Thomopoulou P, Sachs J, Teusch N, Mariappan A, Gopalakrishnan J, and Schmalz HG (2016). New colchicine-derived triazoles and their influence on cytotoxicity and microtubule morphology. ACS Med Chem Lett 7, 188-191.

Wike CL, Graves HK, Wason A, Hawkins R, Gopalakrishnan J, Schumacher J, and Tyler JK (2016). Excess free histone h3 localizes to centrosomes for proteasome-mediated degradation during mitosis in metazoans. Cell Cycle 10.1080/15384101.2016.1192728, 1-10.

Zheng X, Ramani A, Soni K, Gottardo M, Zheng S, Ming Gooi L, Li W, Feng S, Mariappan A, Wason A, Widlund P, Pozniakovsky A, Poser I, Deng H, Ou G, Riparbelli M, Giuliano C, Hyman AA, Sattler M, Gopalakrishnan J, and Li H (2016). Molecular basis for cpap-tubulin interaction in controlling centriolar and ciliary length. Nat Commun 7, 11874.

Selected publications 2014

Pannu V, Rida PC, Celik B, Turaga RC, Ogden A, Cantuaria G, Gopalakrishnan J, and Aneja R (2014). Centrosome-declustering drugs mediate a two-pronged attack on interphase and mitosis in supercentrosomal cancer cells. Cell death & disease 5, e1538.

Schorpp K, Rothenaigner I, Salmina E, Reinshagen J, Low T, Brenke JK, Gopalakrishnan J, Tetko IV, Gul S, and Hadian K (2014). Identification of small-molecule frequent hitters from alphascreen high-throughput screens. J Biomol Screen 19, 715-726.

Zheng X, Gooi LM, Wason A, Gabriel E, Mehrjardi NZ, Yang Q, Zhang X, Debec A, Basiri ML, Avidor-Reiss T, Pozniakovsky A, Poser I, Saric T, Hyman AA, Li H, and Gopalakrishnan J (2014). Conserved tcp domain of sas-4/cpap is essential for pericentriolar material tethering during centrosome biogenesis. Proc Natl Acad Sci U S A 111, E354-363.

Selected publications 2013

Avidor-Reiss T, and Gopalakrishnan J (2013). Building a centriole. Curr Opin Cell Biol 25, 72-77.
 
Avidor-Reiss T, and Gopalakrishnan J (2013). Cell cycle Regulation of the centrosome and cilium. Drug Discov Today Dis Mech 10, e119-e124


Dr. Jay Gopalakrishnan

Center for Molecular Medicine Cologne

Dr. Jay Gopalakrishnan

Principal Investigator - CMMC-JRG IX
Head - Microscopy Unit

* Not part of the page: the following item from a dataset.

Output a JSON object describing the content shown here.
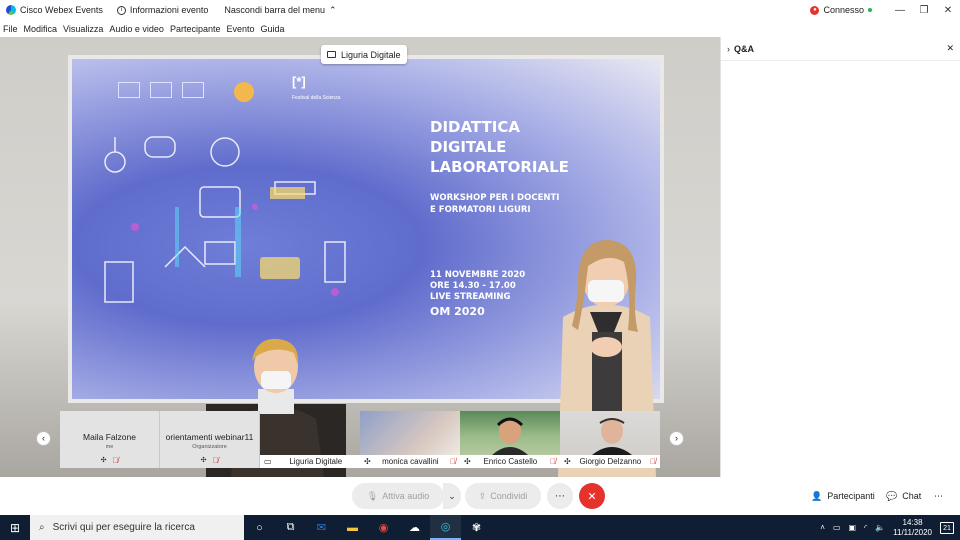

jay.gopalakrishnan@uni-koeln.de

Work +49 221 478 89691

CMMC Research Building
Robert-Koch-Str. 21
50931 Cologne

http://centrosome-cilia-lab.com/

Gopalakrishnan´s Webpage

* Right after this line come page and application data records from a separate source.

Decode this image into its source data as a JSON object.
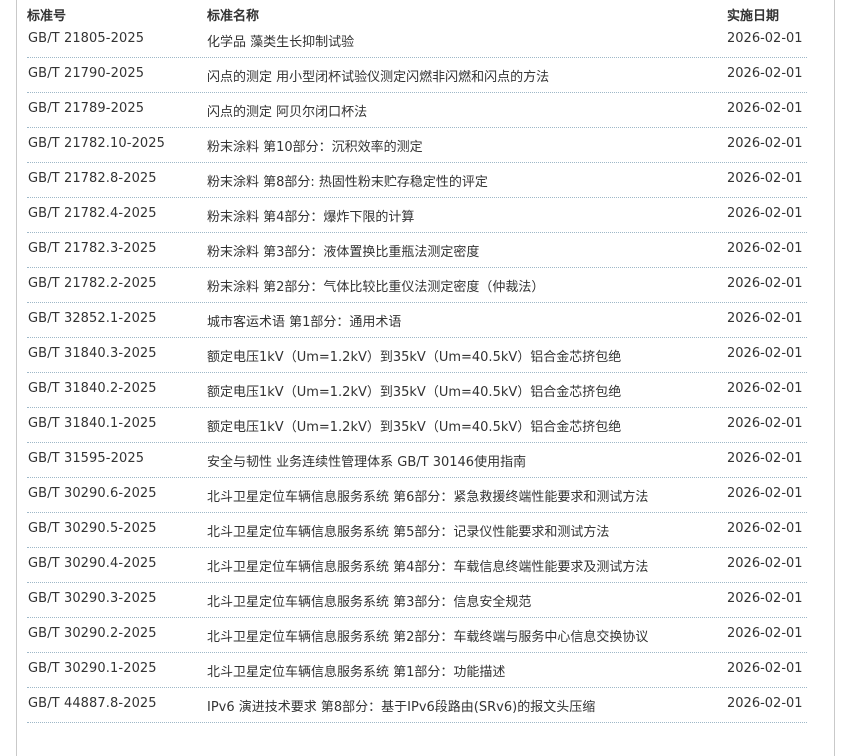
{
  "columns": {
    "code": "标准号",
    "name": "标准名称",
    "date": "实施日期"
  },
  "rows": [
    {
      "code": "GB/T 21805-2025",
      "name": "化学品 藻类生长抑制试验",
      "date": "2026-02-01"
    },
    {
      "code": "GB/T 21790-2025",
      "name": "闪点的测定 用小型闭杯试验仪测定闪燃非闪燃和闪点的方法",
      "date": "2026-02-01"
    },
    {
      "code": "GB/T 21789-2025",
      "name": "闪点的测定 阿贝尔闭口杯法",
      "date": "2026-02-01"
    },
    {
      "code": "GB/T 21782.10-2025",
      "name": "粉末涂料 第10部分：沉积效率的测定",
      "date": "2026-02-01"
    },
    {
      "code": "GB/T 21782.8-2025",
      "name": "粉末涂料 第8部分: 热固性粉末贮存稳定性的评定",
      "date": "2026-02-01"
    },
    {
      "code": "GB/T 21782.4-2025",
      "name": "粉末涂料 第4部分：爆炸下限的计算",
      "date": "2026-02-01"
    },
    {
      "code": "GB/T 21782.3-2025",
      "name": "粉末涂料 第3部分：液体置换比重瓶法测定密度",
      "date": "2026-02-01"
    },
    {
      "code": "GB/T 21782.2-2025",
      "name": "粉末涂料 第2部分：气体比较比重仪法测定密度（仲裁法）",
      "date": "2026-02-01"
    },
    {
      "code": "GB/T 32852.1-2025",
      "name": "城市客运术语 第1部分：通用术语",
      "date": "2026-02-01"
    },
    {
      "code": "GB/T 31840.3-2025",
      "name": "额定电压1kV（Um=1.2kV）到35kV（Um=40.5kV）铝合金芯挤包绝",
      "date": "2026-02-01"
    },
    {
      "code": "GB/T 31840.2-2025",
      "name": "额定电压1kV（Um=1.2kV）到35kV（Um=40.5kV）铝合金芯挤包绝",
      "date": "2026-02-01"
    },
    {
      "code": "GB/T 31840.1-2025",
      "name": "额定电压1kV（Um=1.2kV）到35kV（Um=40.5kV）铝合金芯挤包绝",
      "date": "2026-02-01"
    },
    {
      "code": "GB/T 31595-2025",
      "name": "安全与韧性 业务连续性管理体系 GB/T 30146使用指南",
      "date": "2026-02-01"
    },
    {
      "code": "GB/T 30290.6-2025",
      "name": "北斗卫星定位车辆信息服务系统 第6部分：紧急救援终端性能要求和测试方法",
      "date": "2026-02-01"
    },
    {
      "code": "GB/T 30290.5-2025",
      "name": "北斗卫星定位车辆信息服务系统 第5部分：记录仪性能要求和测试方法",
      "date": "2026-02-01"
    },
    {
      "code": "GB/T 30290.4-2025",
      "name": "北斗卫星定位车辆信息服务系统 第4部分：车载信息终端性能要求及测试方法",
      "date": "2026-02-01"
    },
    {
      "code": "GB/T 30290.3-2025",
      "name": "北斗卫星定位车辆信息服务系统 第3部分：信息安全规范",
      "date": "2026-02-01"
    },
    {
      "code": "GB/T 30290.2-2025",
      "name": "北斗卫星定位车辆信息服务系统 第2部分：车载终端与服务中心信息交换协议",
      "date": "2026-02-01"
    },
    {
      "code": "GB/T 30290.1-2025",
      "name": "北斗卫星定位车辆信息服务系统 第1部分：功能描述",
      "date": "2026-02-01"
    },
    {
      "code": "GB/T 44887.8-2025",
      "name": "IPv6 演进技术要求 第8部分：基于IPv6段路由(SRv6)的报文头压缩",
      "date": "2026-02-01"
    }
  ]
}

http://centrosome-cilia-lab.com/

Publications - Jay Gopalakrishnan

Link to PubMed